conversations from empire
This week in the PEN Poetry Series, PEN America features a poem by Asiya Wadud.
conversations from empire
I am a good swimmer, I’ve always lived by the sea. I am a good swimmer, I’ve always lived by the sea. I set out on this journey, it has not been easy. The rocks at Rhodes nearly ran us aground. The doors to the hull, they keep them locked. There is water on all sides but not much for drinking. The gangs they chase us even on the high seas. Bismillah from Mogadishu. And I am a good swimmer, I’ve always loved the sea. The way its light envelops me. And the manner that it holds my dreams. And the tides that mark each new moon. And the children who wash up with the tide. And the seals who incant young doom. And how the salted seas preserve a dream. And the doors to the hull, they keep them locked. And the Mare Nostrum guard their seas. And their rubber bullets pocked my brother. But the long arm of empire, it grips back and we arrive on rotten pallets.
Now, we are but arm’s length from rescue. And we all need some grace from God. This journey has not been easy. The light of the search vessel it beckons and we 700 rush starboard. And our weight lumbers and our vessel topples. Now, I have always loved the sea. I save whom I can. A baby be damned without a mother. A mother be damned without her child. A man be damned without a country. A country be damned without a people. A nation of no one trickle north and the long arm of empire it whips back. I am a good swimmer. I’ve always loved the sea.

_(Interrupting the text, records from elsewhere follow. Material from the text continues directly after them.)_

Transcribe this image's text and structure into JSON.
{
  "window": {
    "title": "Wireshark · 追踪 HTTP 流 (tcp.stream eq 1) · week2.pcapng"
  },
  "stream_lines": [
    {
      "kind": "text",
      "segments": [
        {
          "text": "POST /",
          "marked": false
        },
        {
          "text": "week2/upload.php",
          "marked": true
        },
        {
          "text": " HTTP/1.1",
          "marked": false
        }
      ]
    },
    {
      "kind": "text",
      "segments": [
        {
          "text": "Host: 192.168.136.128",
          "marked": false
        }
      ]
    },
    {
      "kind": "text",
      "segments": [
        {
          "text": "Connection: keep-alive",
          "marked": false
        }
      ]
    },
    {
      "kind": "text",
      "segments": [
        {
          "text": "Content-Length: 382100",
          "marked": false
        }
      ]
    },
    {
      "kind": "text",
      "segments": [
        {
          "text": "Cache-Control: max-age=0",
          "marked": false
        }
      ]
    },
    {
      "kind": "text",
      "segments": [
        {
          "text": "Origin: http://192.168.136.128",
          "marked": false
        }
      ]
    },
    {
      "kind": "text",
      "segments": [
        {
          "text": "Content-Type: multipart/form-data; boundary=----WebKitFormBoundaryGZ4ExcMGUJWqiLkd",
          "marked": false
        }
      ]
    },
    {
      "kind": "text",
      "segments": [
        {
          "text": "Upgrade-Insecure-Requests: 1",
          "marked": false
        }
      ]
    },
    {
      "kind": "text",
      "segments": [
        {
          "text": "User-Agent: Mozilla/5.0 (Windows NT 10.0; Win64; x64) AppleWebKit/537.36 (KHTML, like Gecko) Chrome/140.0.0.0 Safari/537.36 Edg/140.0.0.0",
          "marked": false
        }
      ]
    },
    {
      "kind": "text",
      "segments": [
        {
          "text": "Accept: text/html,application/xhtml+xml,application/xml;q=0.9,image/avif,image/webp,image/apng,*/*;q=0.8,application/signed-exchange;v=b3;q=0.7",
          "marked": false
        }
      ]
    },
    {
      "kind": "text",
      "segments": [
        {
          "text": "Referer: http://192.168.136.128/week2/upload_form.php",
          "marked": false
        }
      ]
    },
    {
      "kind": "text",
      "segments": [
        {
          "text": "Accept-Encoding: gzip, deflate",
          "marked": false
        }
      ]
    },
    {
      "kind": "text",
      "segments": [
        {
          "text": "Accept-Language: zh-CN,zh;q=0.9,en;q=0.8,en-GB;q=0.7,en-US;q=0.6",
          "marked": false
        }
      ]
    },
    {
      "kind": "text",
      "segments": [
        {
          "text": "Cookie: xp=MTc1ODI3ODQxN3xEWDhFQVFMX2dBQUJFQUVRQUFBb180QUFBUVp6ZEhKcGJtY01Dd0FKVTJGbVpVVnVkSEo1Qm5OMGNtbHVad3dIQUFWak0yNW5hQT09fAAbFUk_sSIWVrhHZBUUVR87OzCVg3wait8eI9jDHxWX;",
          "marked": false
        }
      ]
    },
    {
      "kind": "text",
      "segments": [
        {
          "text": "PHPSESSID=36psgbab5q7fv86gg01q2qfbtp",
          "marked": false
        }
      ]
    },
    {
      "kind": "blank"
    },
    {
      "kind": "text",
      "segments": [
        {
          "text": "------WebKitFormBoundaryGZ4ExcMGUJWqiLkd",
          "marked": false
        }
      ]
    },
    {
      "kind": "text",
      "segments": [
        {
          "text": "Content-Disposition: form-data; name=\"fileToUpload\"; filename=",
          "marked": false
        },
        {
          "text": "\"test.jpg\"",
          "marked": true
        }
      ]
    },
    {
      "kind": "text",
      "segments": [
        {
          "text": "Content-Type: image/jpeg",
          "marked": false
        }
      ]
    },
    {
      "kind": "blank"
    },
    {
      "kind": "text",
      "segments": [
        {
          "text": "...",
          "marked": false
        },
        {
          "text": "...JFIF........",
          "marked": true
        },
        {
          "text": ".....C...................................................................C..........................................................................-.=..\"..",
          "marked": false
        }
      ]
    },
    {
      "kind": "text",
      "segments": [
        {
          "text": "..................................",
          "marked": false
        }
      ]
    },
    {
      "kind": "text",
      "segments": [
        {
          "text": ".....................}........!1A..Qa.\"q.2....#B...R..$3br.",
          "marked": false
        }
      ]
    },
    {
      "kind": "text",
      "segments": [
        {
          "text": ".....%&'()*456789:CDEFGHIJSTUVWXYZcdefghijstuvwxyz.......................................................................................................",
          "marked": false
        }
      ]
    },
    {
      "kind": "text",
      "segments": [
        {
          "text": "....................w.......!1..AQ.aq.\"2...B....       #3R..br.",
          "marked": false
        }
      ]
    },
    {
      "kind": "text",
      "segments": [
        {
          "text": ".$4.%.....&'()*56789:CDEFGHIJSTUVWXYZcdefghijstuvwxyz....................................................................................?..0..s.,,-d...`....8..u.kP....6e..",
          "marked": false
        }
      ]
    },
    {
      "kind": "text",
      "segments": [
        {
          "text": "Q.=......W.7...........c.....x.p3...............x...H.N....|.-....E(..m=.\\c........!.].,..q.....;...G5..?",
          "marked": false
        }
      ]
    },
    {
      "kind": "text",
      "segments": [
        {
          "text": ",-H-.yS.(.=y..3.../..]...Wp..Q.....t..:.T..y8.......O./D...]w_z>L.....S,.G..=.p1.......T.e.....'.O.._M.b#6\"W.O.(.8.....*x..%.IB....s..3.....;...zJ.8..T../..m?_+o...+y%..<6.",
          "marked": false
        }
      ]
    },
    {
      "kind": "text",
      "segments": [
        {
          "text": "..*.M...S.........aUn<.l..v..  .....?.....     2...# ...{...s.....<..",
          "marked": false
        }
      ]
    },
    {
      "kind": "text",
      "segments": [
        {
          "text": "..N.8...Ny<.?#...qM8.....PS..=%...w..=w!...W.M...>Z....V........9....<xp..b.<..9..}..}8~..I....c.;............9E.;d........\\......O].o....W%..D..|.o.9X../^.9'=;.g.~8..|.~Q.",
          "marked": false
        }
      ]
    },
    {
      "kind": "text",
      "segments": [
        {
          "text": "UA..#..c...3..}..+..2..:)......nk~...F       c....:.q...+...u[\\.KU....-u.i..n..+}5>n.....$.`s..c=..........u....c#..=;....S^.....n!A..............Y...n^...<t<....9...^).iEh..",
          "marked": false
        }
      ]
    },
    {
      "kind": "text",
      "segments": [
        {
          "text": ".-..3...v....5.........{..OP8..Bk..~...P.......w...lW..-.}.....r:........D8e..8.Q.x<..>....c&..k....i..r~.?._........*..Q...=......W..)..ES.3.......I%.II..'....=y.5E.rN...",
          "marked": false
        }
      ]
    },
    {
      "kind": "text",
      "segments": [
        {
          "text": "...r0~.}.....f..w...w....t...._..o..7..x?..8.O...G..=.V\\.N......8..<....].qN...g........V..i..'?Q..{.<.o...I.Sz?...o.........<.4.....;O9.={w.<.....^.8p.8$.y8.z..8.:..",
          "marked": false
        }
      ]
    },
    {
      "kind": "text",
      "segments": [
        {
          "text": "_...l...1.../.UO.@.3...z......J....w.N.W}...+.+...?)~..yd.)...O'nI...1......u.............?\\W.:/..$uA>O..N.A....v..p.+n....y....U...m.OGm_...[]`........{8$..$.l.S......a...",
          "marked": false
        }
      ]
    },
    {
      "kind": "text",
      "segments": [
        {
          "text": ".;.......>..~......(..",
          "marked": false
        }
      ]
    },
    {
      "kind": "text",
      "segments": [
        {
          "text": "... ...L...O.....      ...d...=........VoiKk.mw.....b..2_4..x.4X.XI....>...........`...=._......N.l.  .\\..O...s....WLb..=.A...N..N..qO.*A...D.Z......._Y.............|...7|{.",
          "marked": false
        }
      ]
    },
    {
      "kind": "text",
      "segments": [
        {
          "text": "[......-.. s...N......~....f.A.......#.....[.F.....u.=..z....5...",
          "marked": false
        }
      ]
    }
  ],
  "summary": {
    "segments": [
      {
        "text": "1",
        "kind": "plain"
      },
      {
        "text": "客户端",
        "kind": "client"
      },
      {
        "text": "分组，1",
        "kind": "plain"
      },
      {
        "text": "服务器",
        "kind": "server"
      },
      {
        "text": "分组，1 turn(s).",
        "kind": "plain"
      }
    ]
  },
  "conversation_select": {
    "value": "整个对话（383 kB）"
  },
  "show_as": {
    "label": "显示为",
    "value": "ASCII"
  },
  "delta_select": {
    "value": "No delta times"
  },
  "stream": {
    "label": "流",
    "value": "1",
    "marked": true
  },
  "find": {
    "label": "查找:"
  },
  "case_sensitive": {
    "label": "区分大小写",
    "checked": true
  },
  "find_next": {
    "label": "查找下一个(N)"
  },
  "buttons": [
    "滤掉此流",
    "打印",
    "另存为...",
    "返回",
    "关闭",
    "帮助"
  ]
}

On April 4, 1945 the US 89th Infantry Division liberated Buchenwald. Infantrymen came with their K-Rations: meat, cheese, biscuits. A body after handed years of starkest deprivation must go easy. Some newly freed ate their ration unrelentingly, who can blame them? Remembering a taste for cheese and meats the richness of being free. Now I have always loved being free. To taste it so keenly. Many perished in early April when their bodies could not consume these markers of being free. What is a body if not one that learns to live through darkest depravity?
What kind of God licks back like that? What kind of ire washes up the hungry to be free? What dark horse come to greet when a mare seek her baby? Why the empire licks and we have to lick back?
Well, Omar, let us break bread for our brethren. For the baby be damned without a mother, for the mother be damned without her child, for the man be damned without a country. For the God who take some seeming no reason. So close to liberation and some empire licks back.
Once a week, the PEN Poetry Series publishes work by emerging and established writers from coast to coast. Subscribe to the PEN Poetry Series mailing list and have poems delivered to your e-mail as soon as they are published (no spam, no news, just poems).